**Problem:**
Determine how many lines in the entries below include the word "tool", and reply with that number alone.

Dataset rows for apps and sites:
*** Begin section ***

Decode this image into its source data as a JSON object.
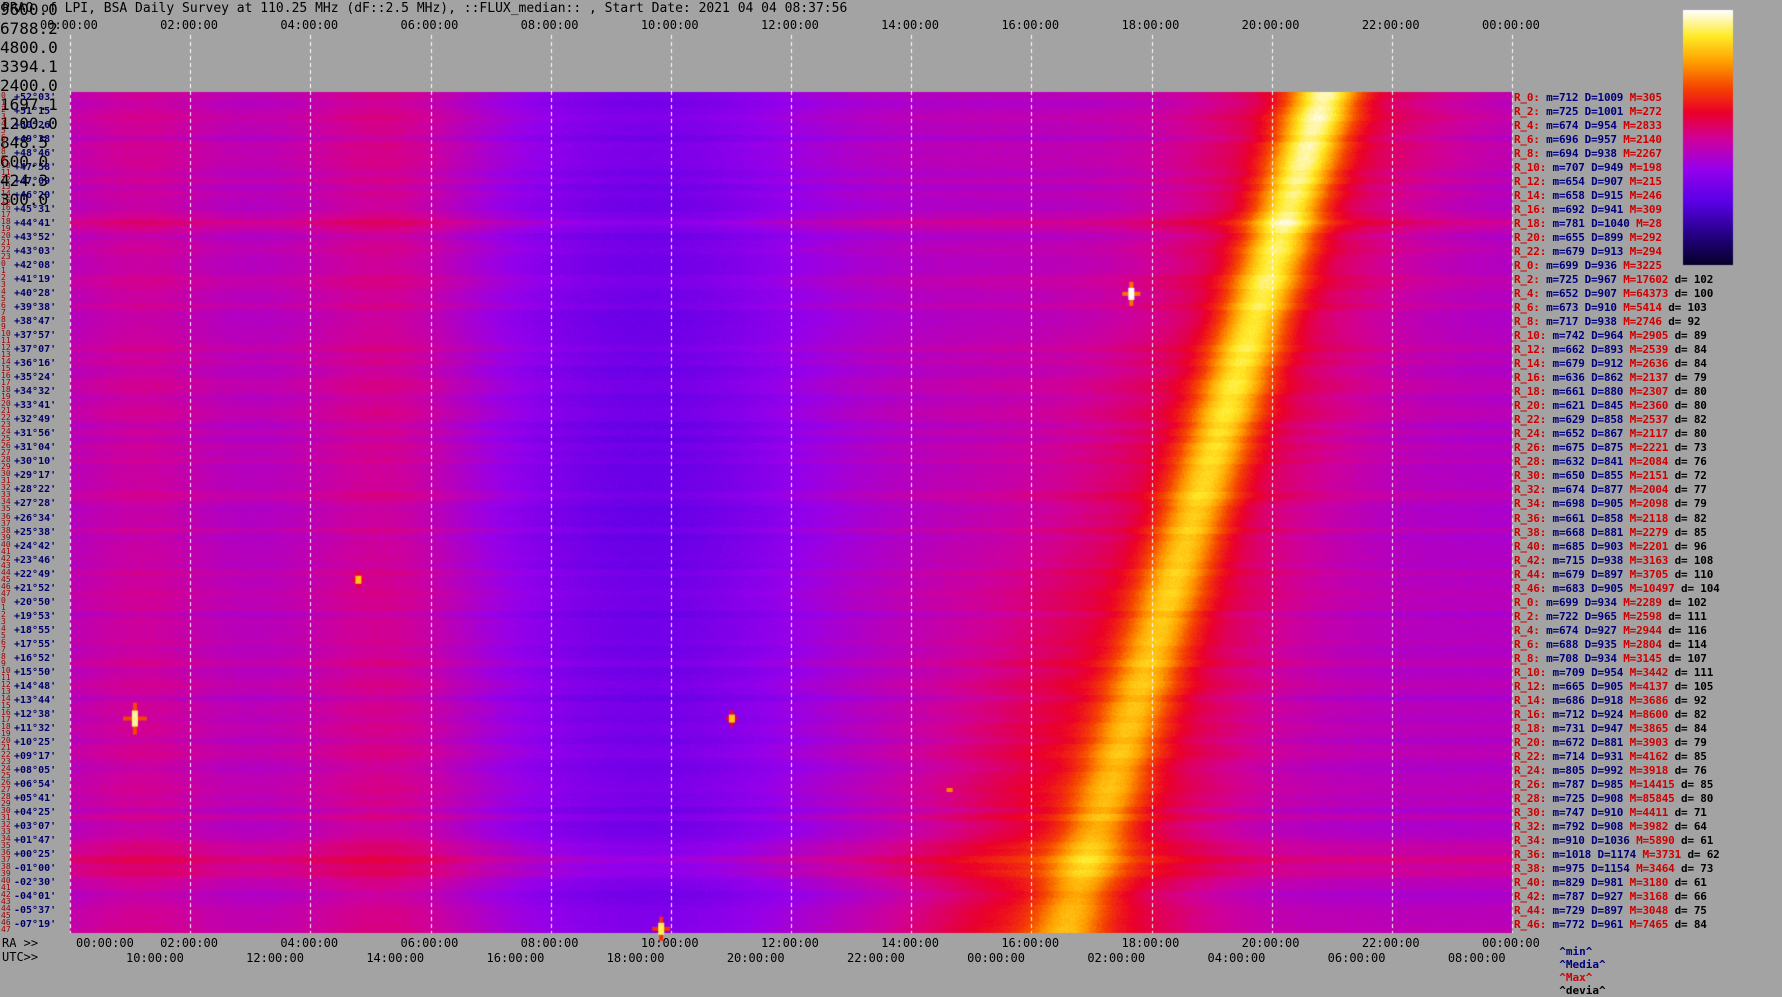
{
  "title": "PRAO of LPI, BSA Daily Survey at 110.25 MHz (dF::2.5 MHz), ::FLUX_median:: , Start Date: 2021 04 04 08:37:56",
  "top_ticks": [
    "00:00:00",
    "02:00:00",
    "04:00:00",
    "06:00:00",
    "08:00:00",
    "10:00:00",
    "12:00:00",
    "14:00:00",
    "16:00:00",
    "18:00:00",
    "20:00:00",
    "22:00:00",
    "00:00:00"
  ],
  "bottom_ra_label": "RA >>",
  "bottom_ra_ticks": [
    "00:00:00",
    "02:00:00",
    "04:00:00",
    "06:00:00",
    "08:00:00",
    "10:00:00",
    "12:00:00",
    "14:00:00",
    "16:00:00",
    "18:00:00",
    "20:00:00",
    "22:00:00",
    "00:00:00"
  ],
  "bottom_utc_label": "UTC>>",
  "bottom_utc_ticks": [
    "10:00:00",
    "12:00:00",
    "14:00:00",
    "16:00:00",
    "18:00:00",
    "20:00:00",
    "22:00:00",
    "00:00:00",
    "02:00:00",
    "04:00:00",
    "06:00:00",
    "08:00:00"
  ],
  "colorbar_ticks": [
    "9600.0",
    "6788.2",
    "4800.0",
    "3394.1",
    "2400.0",
    "1697.1",
    "1200.0",
    "848.5",
    "600.0",
    "424.3",
    "300.0"
  ],
  "declinations": [
    "+52°03'",
    "+51°15'",
    "+50°26'",
    "+49°38'",
    "+48°46'",
    "+47°58'",
    "+47°09'",
    "+46°20'",
    "+45°31'",
    "+44°41'",
    "+43°52'",
    "+43°03'",
    "+42°08'",
    "+41°19'",
    "+40°28'",
    "+39°38'",
    "+38°47'",
    "+37°57'",
    "+37°07'",
    "+36°16'",
    "+35°24'",
    "+34°32'",
    "+33°41'",
    "+32°49'",
    "+31°56'",
    "+31°04'",
    "+30°10'",
    "+29°17'",
    "+28°22'",
    "+27°28'",
    "+26°34'",
    "+25°38'",
    "+24°42'",
    "+23°46'",
    "+22°49'",
    "+21°52'",
    "+20°50'",
    "+19°53'",
    "+18°55'",
    "+17°55'",
    "+16°52'",
    "+15°50'",
    "+14°48'",
    "+13°44'",
    "+12°38'",
    "+11°32'",
    "+10°25'",
    "+09°17'",
    "+08°05'",
    "+06°54'",
    "+05°41'",
    "+04°25'",
    "+03°07'",
    "+01°47'",
    "+00°25'",
    "-01°00'",
    "-02°30'",
    "-04°01'",
    "-05°37'",
    "-07°19'"
  ],
  "row_index": [
    "0",
    "1",
    "2",
    "3",
    "4",
    "5",
    "6",
    "7",
    "8",
    "9",
    "10",
    "11",
    "12",
    "13",
    "14",
    "15",
    "16",
    "17",
    "18",
    "19",
    "20",
    "21",
    "22",
    "23",
    "0",
    "1",
    "2",
    "3",
    "4",
    "5",
    "6",
    "7",
    "8",
    "9",
    "10",
    "11",
    "12",
    "13",
    "14",
    "15",
    "16",
    "17",
    "18",
    "19",
    "20",
    "21",
    "22",
    "23",
    "24",
    "25",
    "26",
    "27",
    "28",
    "29",
    "30",
    "31",
    "32",
    "33",
    "34",
    "35",
    "36",
    "37",
    "38",
    "39",
    "40",
    "41",
    "42",
    "43",
    "44",
    "45",
    "46",
    "47",
    "0",
    "1",
    "2",
    "3",
    "4",
    "5",
    "6",
    "7",
    "8",
    "9",
    "10",
    "11",
    "12",
    "13",
    "14",
    "15",
    "16",
    "17",
    "18",
    "19",
    "20",
    "21",
    "22",
    "23",
    "24",
    "25",
    "26",
    "27",
    "28",
    "29",
    "30",
    "31",
    "32",
    "33",
    "34",
    "35",
    "36",
    "37",
    "38",
    "39",
    "40",
    "41",
    "42",
    "43",
    "44",
    "45",
    "46",
    "47"
  ],
  "stats": [
    {
      "r": "R_0:",
      "m": "m=712",
      "D": "D=1009",
      "M": "M=305",
      "d": ""
    },
    {
      "r": "R_2:",
      "m": "m=725",
      "D": "D=1001",
      "M": "M=272",
      "d": ""
    },
    {
      "r": "R_4:",
      "m": "m=674",
      "D": "D=954",
      "M": "M=2833",
      "d": ""
    },
    {
      "r": "R_6:",
      "m": "m=696",
      "D": "D=957",
      "M": "M=2140",
      "d": ""
    },
    {
      "r": "R_8:",
      "m": "m=694",
      "D": "D=938",
      "M": "M=2267",
      "d": ""
    },
    {
      "r": "R_10:",
      "m": "m=707",
      "D": "D=949",
      "M": "M=198",
      "d": ""
    },
    {
      "r": "R_12:",
      "m": "m=654",
      "D": "D=907",
      "M": "M=215",
      "d": ""
    },
    {
      "r": "R_14:",
      "m": "m=658",
      "D": "D=915",
      "M": "M=246",
      "d": ""
    },
    {
      "r": "R_16:",
      "m": "m=692",
      "D": "D=941",
      "M": "M=309",
      "d": ""
    },
    {
      "r": "R_18:",
      "m": "m=781",
      "D": "D=1040",
      "M": "M=28",
      "d": ""
    },
    {
      "r": "R_20:",
      "m": "m=655",
      "D": "D=899",
      "M": "M=292",
      "d": ""
    },
    {
      "r": "R_22:",
      "m": "m=679",
      "D": "D=913",
      "M": "M=294",
      "d": ""
    },
    {
      "r": "R_0:",
      "m": "m=699",
      "D": "D=936",
      "M": "M=3225",
      "d": ""
    },
    {
      "r": "R_2:",
      "m": "m=725",
      "D": "D=967",
      "M": "M=17602",
      "d": "d= 102"
    },
    {
      "r": "R_4:",
      "m": "m=652",
      "D": "D=907",
      "M": "M=64373",
      "d": "d= 100"
    },
    {
      "r": "R_6:",
      "m": "m=673",
      "D": "D=910",
      "M": "M=5414",
      "d": "d= 103"
    },
    {
      "r": "R_8:",
      "m": "m=717",
      "D": "D=938",
      "M": "M=2746",
      "d": "d= 92"
    },
    {
      "r": "R_10:",
      "m": "m=742",
      "D": "D=964",
      "M": "M=2905",
      "d": "d= 89"
    },
    {
      "r": "R_12:",
      "m": "m=662",
      "D": "D=893",
      "M": "M=2539",
      "d": "d= 84"
    },
    {
      "r": "R_14:",
      "m": "m=679",
      "D": "D=912",
      "M": "M=2636",
      "d": "d= 84"
    },
    {
      "r": "R_16:",
      "m": "m=636",
      "D": "D=862",
      "M": "M=2137",
      "d": "d= 79"
    },
    {
      "r": "R_18:",
      "m": "m=661",
      "D": "D=880",
      "M": "M=2307",
      "d": "d= 80"
    },
    {
      "r": "R_20:",
      "m": "m=621",
      "D": "D=845",
      "M": "M=2360",
      "d": "d= 80"
    },
    {
      "r": "R_22:",
      "m": "m=629",
      "D": "D=858",
      "M": "M=2537",
      "d": "d= 82"
    },
    {
      "r": "R_24:",
      "m": "m=652",
      "D": "D=867",
      "M": "M=2117",
      "d": "d= 80"
    },
    {
      "r": "R_26:",
      "m": "m=675",
      "D": "D=875",
      "M": "M=2221",
      "d": "d= 73"
    },
    {
      "r": "R_28:",
      "m": "m=632",
      "D": "D=841",
      "M": "M=2084",
      "d": "d= 76"
    },
    {
      "r": "R_30:",
      "m": "m=650",
      "D": "D=855",
      "M": "M=2151",
      "d": "d= 72"
    },
    {
      "r": "R_32:",
      "m": "m=674",
      "D": "D=877",
      "M": "M=2004",
      "d": "d= 77"
    },
    {
      "r": "R_34:",
      "m": "m=698",
      "D": "D=905",
      "M": "M=2098",
      "d": "d= 79"
    },
    {
      "r": "R_36:",
      "m": "m=661",
      "D": "D=858",
      "M": "M=2118",
      "d": "d= 82"
    },
    {
      "r": "R_38:",
      "m": "m=668",
      "D": "D=881",
      "M": "M=2279",
      "d": "d= 85"
    },
    {
      "r": "R_40:",
      "m": "m=685",
      "D": "D=903",
      "M": "M=2201",
      "d": "d= 96"
    },
    {
      "r": "R_42:",
      "m": "m=715",
      "D": "D=938",
      "M": "M=3163",
      "d": "d= 108"
    },
    {
      "r": "R_44:",
      "m": "m=679",
      "D": "D=897",
      "M": "M=3705",
      "d": "d= 110"
    },
    {
      "r": "R_46:",
      "m": "m=683",
      "D": "D=905",
      "M": "M=10497",
      "d": "d= 104"
    },
    {
      "r": "R_0:",
      "m": "m=699",
      "D": "D=934",
      "M": "M=2289",
      "d": "d= 102"
    },
    {
      "r": "R_2:",
      "m": "m=722",
      "D": "D=965",
      "M": "M=2598",
      "d": "d= 111"
    },
    {
      "r": "R_4:",
      "m": "m=674",
      "D": "D=927",
      "M": "M=2944",
      "d": "d= 116"
    },
    {
      "r": "R_6:",
      "m": "m=688",
      "D": "D=935",
      "M": "M=2804",
      "d": "d= 114"
    },
    {
      "r": "R_8:",
      "m": "m=708",
      "D": "D=934",
      "M": "M=3145",
      "d": "d= 107"
    },
    {
      "r": "R_10:",
      "m": "m=709",
      "D": "D=954",
      "M": "M=3442",
      "d": "d= 111"
    },
    {
      "r": "R_12:",
      "m": "m=665",
      "D": "D=905",
      "M": "M=4137",
      "d": "d= 105"
    },
    {
      "r": "R_14:",
      "m": "m=686",
      "D": "D=918",
      "M": "M=3686",
      "d": "d= 92"
    },
    {
      "r": "R_16:",
      "m": "m=712",
      "D": "D=924",
      "M": "M=8600",
      "d": "d= 82"
    },
    {
      "r": "R_18:",
      "m": "m=731",
      "D": "D=947",
      "M": "M=3865",
      "d": "d= 84"
    },
    {
      "r": "R_20:",
      "m": "m=672",
      "D": "D=881",
      "M": "M=3903",
      "d": "d= 79"
    },
    {
      "r": "R_22:",
      "m": "m=714",
      "D": "D=931",
      "M": "M=4162",
      "d": "d= 85"
    },
    {
      "r": "R_24:",
      "m": "m=805",
      "D": "D=992",
      "M": "M=3918",
      "d": "d= 76"
    },
    {
      "r": "R_26:",
      "m": "m=787",
      "D": "D=985",
      "M": "M=14415",
      "d": "d= 85"
    },
    {
      "r": "R_28:",
      "m": "m=725",
      "D": "D=908",
      "M": "M=85845",
      "d": "d= 80"
    },
    {
      "r": "R_30:",
      "m": "m=747",
      "D": "D=910",
      "M": "M=4411",
      "d": "d= 71"
    },
    {
      "r": "R_32:",
      "m": "m=792",
      "D": "D=908",
      "M": "M=3982",
      "d": "d= 64"
    },
    {
      "r": "R_34:",
      "m": "m=910",
      "D": "D=1036",
      "M": "M=5890",
      "d": "d= 61"
    },
    {
      "r": "R_36:",
      "m": "m=1018",
      "D": "D=1174",
      "M": "M=3731",
      "d": "d= 62"
    },
    {
      "r": "R_38:",
      "m": "m=975",
      "D": "D=1154",
      "M": "M=3464",
      "d": "d= 73"
    },
    {
      "r": "R_40:",
      "m": "m=829",
      "D": "D=981",
      "M": "M=3180",
      "d": "d= 61"
    },
    {
      "r": "R_42:",
      "m": "m=787",
      "D": "D=927",
      "M": "M=3168",
      "d": "d= 66"
    },
    {
      "r": "R_44:",
      "m": "m=729",
      "D": "D=897",
      "M": "M=3048",
      "d": "d= 75"
    },
    {
      "r": "R_46:",
      "m": "m=772",
      "D": "D=961",
      "M": "M=7465",
      "d": "d= 84"
    }
  ],
  "legend": {
    "min": "^min^",
    "median": "^Media^",
    "max": "^Max^",
    "devia": "^devia^"
  },
  "colors": {
    "background": "#a3a3a3",
    "gridline": "#ffffff",
    "stat_red": "#d00000",
    "stat_blue": "#00007a"
  },
  "chart_data": {
    "type": "heatmap",
    "title": "PRAO of LPI, BSA Daily Survey at 110.25 MHz (dF::2.5 MHz), ::FLUX_median:: , Start Date: 2021 04 04 08:37:56",
    "x_axis_ticks_ra": [
      "00:00:00",
      "02:00:00",
      "04:00:00",
      "06:00:00",
      "08:00:00",
      "10:00:00",
      "12:00:00",
      "14:00:00",
      "16:00:00",
      "18:00:00",
      "20:00:00",
      "22:00:00",
      "00:00:00"
    ],
    "x_axis_ticks_utc": [
      "10:00:00",
      "12:00:00",
      "14:00:00",
      "16:00:00",
      "18:00:00",
      "20:00:00",
      "22:00:00",
      "00:00:00",
      "02:00:00",
      "04:00:00",
      "06:00:00",
      "08:00:00"
    ],
    "y_axis": "declination",
    "y_range": [
      "+52°03'",
      "-07°19'"
    ],
    "color_scale": {
      "min": 300.0,
      "max": 9600.0,
      "log": true,
      "ticks": [
        9600.0,
        6788.2,
        4800.0,
        3394.1,
        2400.0,
        1697.1,
        1200.0,
        848.5,
        600.0,
        424.3,
        300.0
      ]
    },
    "grid": true
  }
}
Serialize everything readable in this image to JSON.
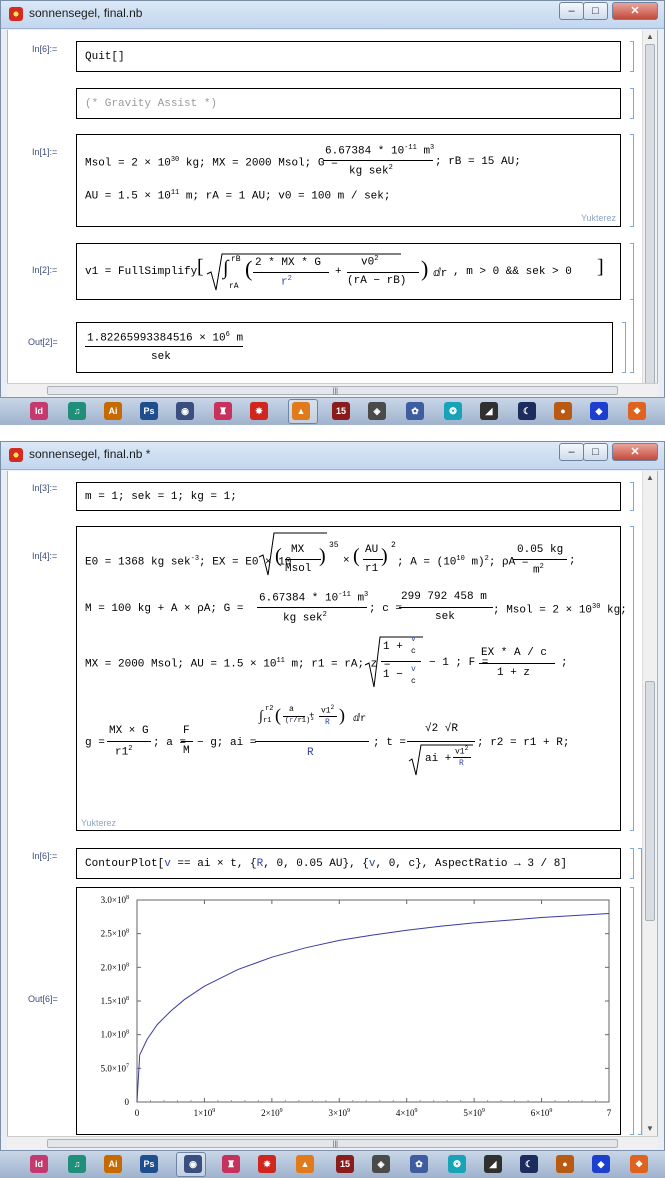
{
  "window1": {
    "title": "sonnensegel, final.nb",
    "controls": {
      "minimize": "–",
      "maximize": "□",
      "close": "✕"
    },
    "cells": [
      {
        "label": "In[6]:=",
        "text": "Quit[]"
      },
      {
        "label": "",
        "text": "(* Gravity Assist *)"
      },
      {
        "label": "In[1]:=",
        "line1_a": "Msol = 2 × 10",
        "line1_exp": "30",
        "line1_b": "kg; MX = 2000 Msol; G =",
        "g_num": "6.67384 * 10",
        "g_num_exp": "-11",
        "g_num_unit": "m",
        "g_num_unit_exp": "3",
        "g_den": "kg sek",
        "g_den_exp": "2",
        "line1_c": "; rB = 15 AU;",
        "line2_a": "AU = 1.5 × 10",
        "line2_exp": "11",
        "line2_b": "m;  rA = 1 AU; v0 = 100 m / sek;",
        "watermark": "Yukterez"
      },
      {
        "label": "In[2]:=",
        "prefix": "v1 = FullSimplify",
        "int_upper": "rB",
        "int_lower": "rA",
        "frac1_num": "2 * MX * G",
        "frac1_den": "r",
        "frac1_den_exp": "2",
        "plus": "+",
        "frac2_num": "v0",
        "frac2_num_exp": "2",
        "frac2_den": "(rA − rB)",
        "dr": "ⅆr",
        "suffix": ",  m > 0 && sek > 0"
      },
      {
        "label": "Out[2]=",
        "num": "1.82265993384516 × 10",
        "num_exp": "6",
        "num_unit": "m",
        "den": "sek"
      }
    ]
  },
  "window2": {
    "title": "sonnensegel, final.nb *",
    "controls": {
      "minimize": "–",
      "maximize": "□",
      "close": "✕"
    },
    "cells": [
      {
        "label": "In[3]:=",
        "text": "m = 1; sek = 1; kg = 1;"
      },
      {
        "label": "In[4]:=",
        "l1": {
          "a": "E0 = 1368 kg sek",
          "a_exp": "-3",
          "b": "; EX = E0 × 10",
          "frac_num": "MX",
          "frac_den": "Msol",
          "frac_exp": "35",
          "times": "×",
          "frac2_num": "AU",
          "frac2_den": "r1",
          "frac2_exp": "2",
          "c": "; A = (10",
          "c_exp": "10",
          "d": "m)",
          "d_exp": "2",
          "e": "; ρA =",
          "rho_num": "0.05 kg",
          "rho_den": "m",
          "rho_den_exp": "2",
          "f": ";"
        },
        "l2": {
          "a": "M = 100 kg + A × ρA; G =",
          "g_num": "6.67384 * 10",
          "g_num_exp": "-11",
          "g_num_unit": "m",
          "g_num_unit_exp": "3",
          "g_den": "kg sek",
          "g_den_exp": "2",
          "b": "; c =",
          "c_num": "299 792 458 m",
          "c_den": "sek",
          "d": "; Msol = 2 × 10",
          "d_exp": "30",
          "e": "kg;"
        },
        "l3": {
          "a": "MX = 2000 Msol;  AU = 1.5 × 10",
          "a_exp": "11",
          "b": "m; r1 = rA; z =",
          "z_top": "1 +",
          "z_bottom": "1 −",
          "v": "v",
          "c": "c",
          "z_tail": "− 1 ; F =",
          "f_num": "EX * A / c",
          "f_den": "1 + z",
          "e": ";"
        },
        "l4": {
          "a": "g =",
          "g_num": "MX × G",
          "g_den": "r1",
          "g_den_exp": "2",
          "b": "; a =",
          "a_num": "F",
          "a_den": "M",
          "c": "− g; ai =",
          "int_upper": "r2",
          "int_lower": "r1",
          "ai_inner_a": "a",
          "ai_inner_r": "r",
          "ai_inner_r1": "r1",
          "ai_plus": "+",
          "ai_v": "v1",
          "ai_v_exp": "2",
          "ai_R": "R",
          "ai_dr": "ⅆr",
          "ai_den": "R",
          "d": "; t =",
          "t_num": "√2 √R",
          "t_den_a": "ai +",
          "t_den_v": "v1",
          "t_den_exp": "2",
          "t_den_R": "R",
          "e": ";  r2 = r1 + R;"
        },
        "watermark": "Yukterez"
      },
      {
        "label": "In[6]:=",
        "text_a": "ContourPlot[",
        "v": "v",
        "text_b": " == ai × t,  {",
        "R": "R",
        "text_c": ", 0, 0.05 AU}, {",
        "v2": "v",
        "text_d": ", 0, c},  AspectRatio → 3 / 8]"
      },
      {
        "label": "Out[6]="
      }
    ]
  },
  "chart_data": {
    "type": "line",
    "title": "",
    "xlabel": "",
    "ylabel": "",
    "xlim": [
      0,
      7000000000
    ],
    "ylim": [
      0,
      300000000
    ],
    "x_ticks": [
      {
        "v": 0,
        "label": "0"
      },
      {
        "v": 1000000000,
        "label": "1×10",
        "exp": "9"
      },
      {
        "v": 2000000000,
        "label": "2×10",
        "exp": "9"
      },
      {
        "v": 3000000000,
        "label": "3×10",
        "exp": "9"
      },
      {
        "v": 4000000000,
        "label": "4×10",
        "exp": "9"
      },
      {
        "v": 5000000000,
        "label": "5×10",
        "exp": "9"
      },
      {
        "v": 6000000000,
        "label": "6×10",
        "exp": "9"
      },
      {
        "v": 7000000000,
        "label": "7",
        "exp": ""
      }
    ],
    "y_ticks": [
      {
        "v": 0,
        "label": "0"
      },
      {
        "v": 50000000,
        "label": "5.0×10",
        "exp": "7"
      },
      {
        "v": 100000000,
        "label": "1.0×10",
        "exp": "8"
      },
      {
        "v": 150000000,
        "label": "1.5×10",
        "exp": "8"
      },
      {
        "v": 200000000,
        "label": "2.0×10",
        "exp": "8"
      },
      {
        "v": 250000000,
        "label": "2.5×10",
        "exp": "8"
      },
      {
        "v": 300000000,
        "label": "3.0×10",
        "exp": "8"
      }
    ],
    "series": [
      {
        "color": "#3b3ba0",
        "x": [
          0,
          40000000,
          150000000,
          300000000,
          500000000,
          700000000,
          1000000000,
          1500000000,
          2000000000,
          2500000000,
          3000000000,
          3500000000,
          4000000000,
          4500000000,
          5000000000,
          5500000000,
          6000000000,
          6500000000,
          7000000000
        ],
        "y": [
          0,
          70000000,
          93000000,
          115000000,
          135000000,
          152000000,
          172000000,
          197000000,
          215000000,
          229000000,
          240000000,
          248000000,
          255000000,
          261000000,
          266000000,
          270000000,
          274000000,
          277000000,
          280000000
        ]
      }
    ]
  },
  "taskbar": {
    "icons": [
      {
        "name": "indesign",
        "text": "Id",
        "color": "#c43a6e"
      },
      {
        "name": "audition",
        "text": "♫",
        "color": "#1f8f7a"
      },
      {
        "name": "illustrator",
        "text": "Ai",
        "color": "#c66a00"
      },
      {
        "name": "photoshop",
        "text": "Ps",
        "color": "#1f4e8f"
      },
      {
        "name": "cinema4d",
        "text": "◉",
        "color": "#3a4f7f"
      },
      {
        "name": "flash",
        "text": "♜",
        "color": "#c7315e"
      },
      {
        "name": "mathematica",
        "text": "✸",
        "color": "#d0261d"
      },
      {
        "name": "matlab",
        "text": "▲",
        "color": "#e07a1a"
      },
      {
        "name": "calendar15",
        "text": "15",
        "color": "#8b1c1c"
      },
      {
        "name": "tool-a",
        "text": "◈",
        "color": "#4a4a4a"
      },
      {
        "name": "tool-b",
        "text": "✿",
        "color": "#3d5da0"
      },
      {
        "name": "tool-c",
        "text": "❂",
        "color": "#19a3b8"
      },
      {
        "name": "tool-d",
        "text": "◢",
        "color": "#303030"
      },
      {
        "name": "celestia",
        "text": "☾",
        "color": "#1c2c5c"
      },
      {
        "name": "planet",
        "text": "●",
        "color": "#b85a12"
      },
      {
        "name": "gem",
        "text": "◆",
        "color": "#1d3fd0"
      },
      {
        "name": "firefox",
        "text": "❖",
        "color": "#e0621f"
      }
    ]
  }
}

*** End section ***

**Exercise answer:**
4